While posts have been far and fewer this month, I can assure the people of J.T. that their friendly local neighborhood writer hasn’t actually been away, but that in addition to Starbucks, I’ve also been on a super-secret assignment as of late.
I’ll detail the specifics of the assignment when the time is right, but for now, what I can say to the people is that it has everything to do with L.A., and everything to do with yet another crucial part of what’ll make The L.A. Storyteller a premier source for the ‘third world’s’ voice in Los Angeles.
And what a powerful thing it is to call J.T. an experiment for the third world. Just earlier, it dawned on me how only a few years ago, any discussion about “where I came from” was one I avoided more often than not.

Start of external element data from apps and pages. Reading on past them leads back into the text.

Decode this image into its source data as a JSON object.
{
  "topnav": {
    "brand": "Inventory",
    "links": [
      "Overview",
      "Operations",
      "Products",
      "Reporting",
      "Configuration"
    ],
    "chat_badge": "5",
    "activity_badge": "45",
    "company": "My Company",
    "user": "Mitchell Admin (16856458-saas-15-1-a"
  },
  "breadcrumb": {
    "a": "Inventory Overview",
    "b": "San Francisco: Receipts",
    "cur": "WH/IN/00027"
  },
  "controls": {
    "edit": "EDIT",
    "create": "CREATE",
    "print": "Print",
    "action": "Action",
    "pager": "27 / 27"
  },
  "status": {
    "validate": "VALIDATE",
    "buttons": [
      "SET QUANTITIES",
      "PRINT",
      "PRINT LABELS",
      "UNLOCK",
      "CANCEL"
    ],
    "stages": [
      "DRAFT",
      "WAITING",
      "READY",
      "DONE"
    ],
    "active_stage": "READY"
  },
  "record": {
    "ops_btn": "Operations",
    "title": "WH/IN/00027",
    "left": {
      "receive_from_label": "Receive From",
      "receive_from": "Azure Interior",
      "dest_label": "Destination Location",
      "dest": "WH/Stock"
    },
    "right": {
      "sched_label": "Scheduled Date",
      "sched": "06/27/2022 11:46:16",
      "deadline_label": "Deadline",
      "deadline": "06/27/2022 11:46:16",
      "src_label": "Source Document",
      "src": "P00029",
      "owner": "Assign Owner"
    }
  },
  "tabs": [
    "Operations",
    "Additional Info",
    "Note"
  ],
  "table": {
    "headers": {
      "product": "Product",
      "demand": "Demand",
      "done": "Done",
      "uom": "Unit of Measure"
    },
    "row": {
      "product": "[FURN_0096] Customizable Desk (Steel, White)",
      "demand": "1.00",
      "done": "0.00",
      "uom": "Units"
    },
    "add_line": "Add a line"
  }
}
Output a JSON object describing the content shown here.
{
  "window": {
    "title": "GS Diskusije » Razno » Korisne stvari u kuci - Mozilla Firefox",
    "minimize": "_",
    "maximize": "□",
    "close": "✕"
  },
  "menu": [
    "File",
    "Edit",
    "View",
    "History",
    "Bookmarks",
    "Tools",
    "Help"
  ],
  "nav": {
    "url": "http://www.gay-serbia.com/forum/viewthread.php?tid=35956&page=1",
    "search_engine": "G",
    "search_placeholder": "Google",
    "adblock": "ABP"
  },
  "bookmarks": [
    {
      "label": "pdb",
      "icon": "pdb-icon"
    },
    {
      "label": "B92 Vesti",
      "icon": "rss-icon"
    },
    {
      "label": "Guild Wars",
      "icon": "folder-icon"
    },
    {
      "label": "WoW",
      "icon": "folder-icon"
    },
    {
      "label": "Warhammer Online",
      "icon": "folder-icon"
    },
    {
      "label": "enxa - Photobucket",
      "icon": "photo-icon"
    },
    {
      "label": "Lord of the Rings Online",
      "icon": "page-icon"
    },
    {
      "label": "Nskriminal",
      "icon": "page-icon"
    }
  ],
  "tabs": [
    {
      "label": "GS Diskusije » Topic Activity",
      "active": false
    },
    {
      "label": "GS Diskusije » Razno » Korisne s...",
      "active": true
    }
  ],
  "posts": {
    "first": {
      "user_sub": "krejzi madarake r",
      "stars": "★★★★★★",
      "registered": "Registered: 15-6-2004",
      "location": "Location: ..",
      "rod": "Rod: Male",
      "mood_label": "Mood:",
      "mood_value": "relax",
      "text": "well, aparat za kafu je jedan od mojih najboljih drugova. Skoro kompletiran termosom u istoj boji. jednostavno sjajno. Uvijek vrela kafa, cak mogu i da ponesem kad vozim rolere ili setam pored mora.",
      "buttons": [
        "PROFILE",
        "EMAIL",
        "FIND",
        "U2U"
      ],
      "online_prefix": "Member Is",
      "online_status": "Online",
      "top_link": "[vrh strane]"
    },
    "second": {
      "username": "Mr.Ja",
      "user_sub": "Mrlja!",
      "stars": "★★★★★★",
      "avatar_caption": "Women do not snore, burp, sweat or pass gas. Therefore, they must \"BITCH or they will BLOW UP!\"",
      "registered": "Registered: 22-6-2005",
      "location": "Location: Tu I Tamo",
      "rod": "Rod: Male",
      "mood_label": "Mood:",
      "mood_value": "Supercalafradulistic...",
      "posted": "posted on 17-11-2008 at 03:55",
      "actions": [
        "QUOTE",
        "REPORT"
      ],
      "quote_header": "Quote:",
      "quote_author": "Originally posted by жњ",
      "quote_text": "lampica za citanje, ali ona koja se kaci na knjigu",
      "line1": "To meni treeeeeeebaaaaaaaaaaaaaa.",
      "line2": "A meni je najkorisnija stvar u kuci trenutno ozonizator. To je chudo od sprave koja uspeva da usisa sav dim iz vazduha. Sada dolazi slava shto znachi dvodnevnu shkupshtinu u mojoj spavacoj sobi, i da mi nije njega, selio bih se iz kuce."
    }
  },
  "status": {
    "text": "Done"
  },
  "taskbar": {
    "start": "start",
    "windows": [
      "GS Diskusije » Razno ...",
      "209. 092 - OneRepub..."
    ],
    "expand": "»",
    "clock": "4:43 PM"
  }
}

During college it was easy, after all, to talk about anything except myself. There was an English course to discuss, or a philosophical argument to pose. There was news to review with friends, or some traveling to chat about. It was all fascinating subject matter, of course, and I couldn’t count how many passionate conversations I enjoyed with so many people, but what I didn’t realize while I was having those conversations was just how much my perspective was actually influenced by the environment that I was born and raised in.
I always knew I came from ‘the hood’, but I didn’t exactly view ‘the hood’ as anything more than a fact of life. Or, I didn’t view my upbringing as anything which was truly unfair, but as something which was just unique in its own regard, like anyone else’s upbringing.
I still view things this way, but I’m more interested than ever in how the different backgrounds in L.A. got to be this way. I’m interested, for example, in just how LAUSD’s 2008 class graduated only 48% of its students on time.
I’m similarly interested in how over 58,000 people ended up on L.A.’s streets and parks. I wonder during which mayoral administration homelessness took off so much, and just how shelters and civic groups have failed to catch up throughout the years.
In the same sense, I’m interested in the link between L.A.’s role as the largest jail system in the country, which books over 171,000 people annually, and the 450 hoods claimed by over 45,000 gang members throughout the county.
Critics and sociologists have long recognized a ‘school to prison pipeline’, but with J.T., I’d like to develop discussions that consider the individuals referenced by such phrases as actual people, not as statistics. I’d like to do this for the simple reason that I’ve been one of the statistics described above who’s also met a number of other people with stories that have been ignored, neglected, or flat out denied by our society. With this experience in mind, I feel it’s only right to talk about my people with the same honor and respect with which we speak to each other every time we cross paths.
As it has been for me personally, many of the youngsters at school, like the homies from the neighborhood or the homeless on the streets, may not exactly know how they’re being marginalized, although they do understand that something is tragically unfair about their environments.
In turn, as I was fortunate enough to meet people from a different side of the tracks who’d encourage me to see a different side of the world, I want to serve as a source for the next generation of individuals who will comprise L.A.’s schools, its governing offices, and the myriad of great things these organizations can accomplish together.
I see a ‘third L.A.’, then, not as a hopeless world, but as a sleeping giant, filled with the potential to create a world in the 21st century which the people of the 21st century deserve.
After all, it was just in 2013 that LAUSD increased its graduation rates to 66%! By the same change of the tide, in 2014 voters in California passed Proposition 47, which reduced penalties for petty drug crimes from felonies to misdemeanors, thereby reducing the potential number of people sent to California’s overcrowded prisons.
And while L.A. hasn’t yet committed itself to ending homelessness on its streets, I know that I’ll never forget the friends and neighbors on the street. I might be just one person, but one day at a time, I meet another individual, and together we all grow consciousness for the parts of ourselves from the other eyes of our community; one step at a time.
With More Soon,